At IT Forum in Barcelona on Tuesday, Microsoft announced the results of a study it commissioned which concludes that a foundational design problem in Linux prevents that system from being as reliable as Windows in real-world scenarios. Stung by criticisms of past studies, Microsoft commissioned the highly regarded Security Innovations (SI) for this particular study, which focused on e-commerce Web applications. However, Microsoft and SI maintain that the problems with Linux would no doubt manifest themselves in virtually any scenario. And now, Microsoft is reaching out to Linux makers such as Novell and Red Hat in order to commission future studies comparing Windows and Linux.

"This isn't about 'can' or 'can't,'" Ryan Gavin, the director of platform strategy at Microsoft told me in a briefing yesterday. "There are a million different ways of doing things on Linux, but unfortunately half a million of those are wrong. Customers are starting to hit wall in Linux because of dependency issues. It turns out the componentization model there has some detriments with regards to complexity, manageability, and time to market. Windows has a key foundational advantage over Linux."

What the study discovered was that Linux is essentially a house of cards because of massive dependency problems. In the SI study, sets of experienced Linux and Windows administrators were asked to manage Linux and Windows Server machines, respectively, over a simulated one-year time period. During that time period, the machines--which were running eCommerce Web applications--were upgraded in realistic ways, as if to meet changing needs and requirements. The Linux machines utilized Novell SuSE Linux 8, and were upgraded to SuSE 9, while the Windows Server machines migrated from Windows 2000 to Windows Server 2003. Additionally, new features were added to the eCommerce applications over time, and both systems were upgraded with whatever patches and security fixes were released during that time period.

"The Windows systems were dramatically more reliable," Gavin told me. It took the Linux administrators six times longer to administer solutions when compared to the Windows admins. Additionally, the patch rate on Linux was almost five times higher than that of Windows. During the tested time period, there were 187 patches installed for SuSE, compared to just 39 for Windows. And the Linux patches took twice as long to apply, with 14 critical breakages, where dependency failures caused necessary applications to stop working. Windows suffered no such stoppages.

The issue with Linux is that commercial Linux vendors such as Red Hat and Novell typically only support the file versions they ship in their systems. If an administrator arbitrarily updates a component version in order to gain new functionality, that system won't be supported by the OS maker, effectively placing the customer in the OS business, according to Gavin.

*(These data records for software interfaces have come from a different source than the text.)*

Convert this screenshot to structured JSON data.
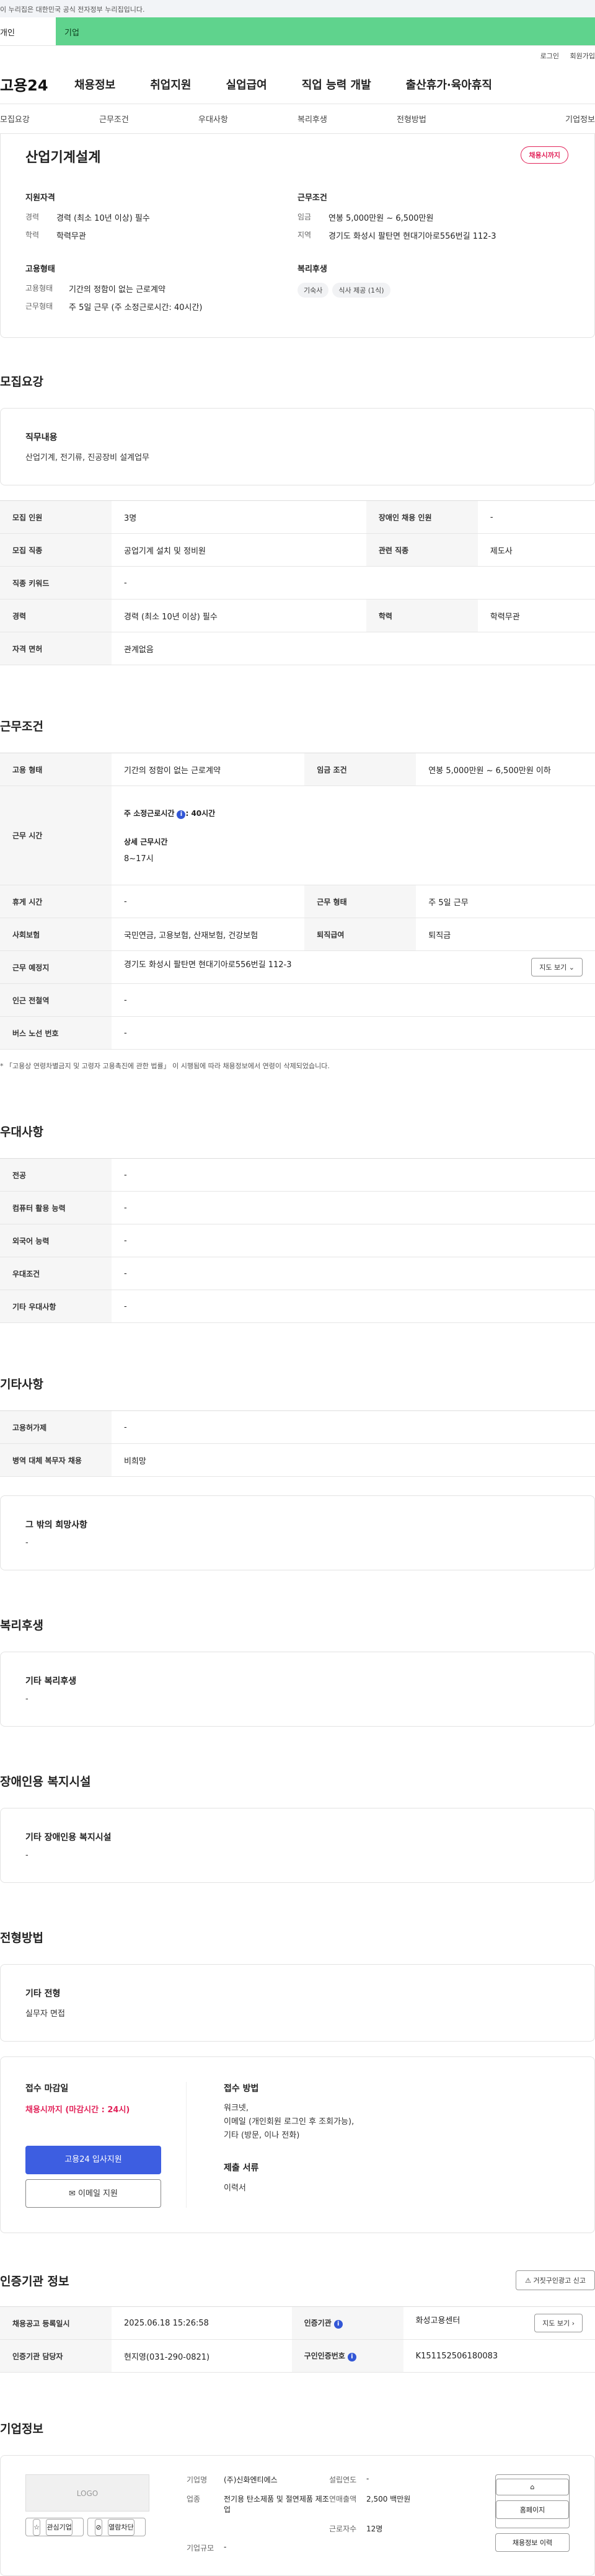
{
  "gov_banner": "이 누리집은 대한민국 공식 전자정부 누리집입니다.",
  "tabs": {
    "personal": "개인",
    "company": "기업"
  },
  "util": {
    "login": "로그인",
    "join": "회원가입"
  },
  "logo": "고용24",
  "gnb": [
    "채용정보",
    "취업지원",
    "실업급여",
    "직업 능력 개발",
    "출산휴가·육아휴직"
  ],
  "subnav": [
    "모집요강",
    "근무조건",
    "우대사항",
    "복리후생",
    "전형방법",
    "기업정보"
  ],
  "summary": {
    "title": "산업기계설계",
    "badge": "채용시까지",
    "qual_h": "지원자격",
    "career_k": "경력",
    "career_v": "경력 (최소 10년 이상) 필수",
    "edu_k": "학력",
    "edu_v": "학력무관",
    "emp_h": "고용형태",
    "emptype_k": "고용형태",
    "emptype_v": "기간의 정함이 없는 근로계약",
    "worktype_k": "근무형태",
    "worktype_v": "주 5일 근무 (주 소정근로시간: 40시간)",
    "cond_h": "근무조건",
    "wage_k": "임금",
    "wage_v": "연봉 5,000만원 ~ 6,500만원",
    "region_k": "지역",
    "region_v": "경기도 화성시 팔탄면 현대기아로556번길 112-3",
    "welfare_h": "복리후생",
    "chips": [
      "기숙사",
      "식사 제공 (1식)"
    ]
  },
  "recruit": {
    "h": "모집요강",
    "duty_h": "직무내용",
    "duty_v": "산업기계, 전기류, 진공장비 설계업무",
    "rows": [
      [
        "모집 인원",
        "3명",
        "장애인 채용 인원",
        "-"
      ],
      [
        "모집 직종",
        "공업기계 설치 및 정비원",
        "관련 직종",
        "제도사"
      ],
      [
        "직종 키워드",
        "-",
        "",
        ""
      ],
      [
        "경력",
        "경력 (최소 10년 이상) 필수",
        "학력",
        "학력무관"
      ],
      [
        "자격 면허",
        "관계없음",
        "",
        ""
      ]
    ]
  },
  "conditions": {
    "h": "근무조건",
    "emp_k": "고용 형태",
    "emp_v": "기간의 정함이 없는 근로계약",
    "wage_k": "임금 조건",
    "wage_v": "연봉 5,000만원 ~ 6,500만원 이하",
    "hours_k": "근무 시간",
    "hours_v1": "주 소정근로시간",
    "hours_v2": ": 40시간",
    "hours_v3": "상세 근무시간",
    "hours_v4": "8~17시",
    "rest_k": "휴게 시간",
    "rest_v": "-",
    "form_k": "근무 형태",
    "form_v": "주 5일 근무",
    "ins_k": "사회보험",
    "ins_v": "국민연금, 고용보험, 산재보험, 건강보험",
    "ret_k": "퇴직급여",
    "ret_v": "퇴직금",
    "place_k": "근무 예정지",
    "place_v": "경기도 화성시 팔탄면 현대기아로556번길 112-3",
    "map": "지도 보기",
    "sub_k": "인근 전철역",
    "sub_v": "-",
    "bus_k": "버스 노선 번호",
    "bus_v": "-",
    "note": "* 「고용상 연령차별금지 및 고령자 고용촉진에 관한 법률」 이 시행됨에 따라 채용정보에서 연령이 삭제되었습니다."
  },
  "pref": {
    "h": "우대사항",
    "rows": [
      [
        "전공",
        "-"
      ],
      [
        "컴퓨터 활용 능력",
        "-"
      ],
      [
        "외국어 능력",
        "-"
      ],
      [
        "우대조건",
        "-"
      ],
      [
        "기타 우대사항",
        "-"
      ]
    ]
  },
  "etc": {
    "h": "기타사항",
    "rows": [
      [
        "고용허가제",
        "-"
      ],
      [
        "병역 대체 복무자 채용",
        "비희망"
      ]
    ],
    "other_h": "그 밖의 희망사항",
    "other_v": "-"
  },
  "welfare": {
    "h": "복리후생",
    "sub_h": "기타 복리후생",
    "sub_v": "-"
  },
  "disabled": {
    "h": "장애인용 복지시설",
    "sub_h": "기타 장애인용 복지시설",
    "sub_v": "-"
  },
  "process": {
    "h": "전형방법",
    "sub_h": "기타 전형",
    "sub_v": "실무자 면접",
    "deadline_h": "접수 마감일",
    "deadline_v": "채용시까지 (마감시간 : 24시)",
    "apply_btn": "고용24 입사지원",
    "email_btn": "이메일 지원",
    "method_h": "접수 방법",
    "method_v1": "워크넷,",
    "method_v2": "이메일 (개인회원 로그인 후 조회가능),",
    "method_v3": "기타 (방문, 이나 전화)",
    "docs_h": "제출 서류",
    "docs_v": "이력서"
  },
  "cert": {
    "h": "인증기관 정보",
    "report": "거짓구인광고 신고",
    "reg_k": "채용공고 등록일시",
    "reg_v": "2025.06.18 15:26:58",
    "org_k": "인증기관",
    "org_v": "화성고용센터",
    "map": "지도 보기",
    "mgr_k": "인증기관 담당자",
    "mgr_v": "현지영(031-290-0821)",
    "num_k": "구인인증번호",
    "num_v": "K151152506180083"
  },
  "company": {
    "h": "기업정보",
    "logo": "LOGO",
    "fav": "관심기업",
    "block": "열람차단",
    "name_k": "기업명",
    "name_v": "(주)신화엔티에스",
    "est_k": "설립연도",
    "est_v": "-",
    "biz_k": "업종",
    "biz_v": "전기용 탄소제품 및 절연제품 제조업",
    "sales_k": "연매출액",
    "sales_v": "2,500 백만원",
    "emp_k": "근로자수",
    "emp_v": "12명",
    "size_k": "기업규모",
    "size_v": "-",
    "homepage": "홈페이지",
    "history": "채용정보 이력"
  }
}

Despite Microsoft's best attempts at ensuring that this study was competently and independently designed, Linux backers will no doubt find exception with it. I'll be examining this study further in my Windows IT Pro UPDATE commentary next week.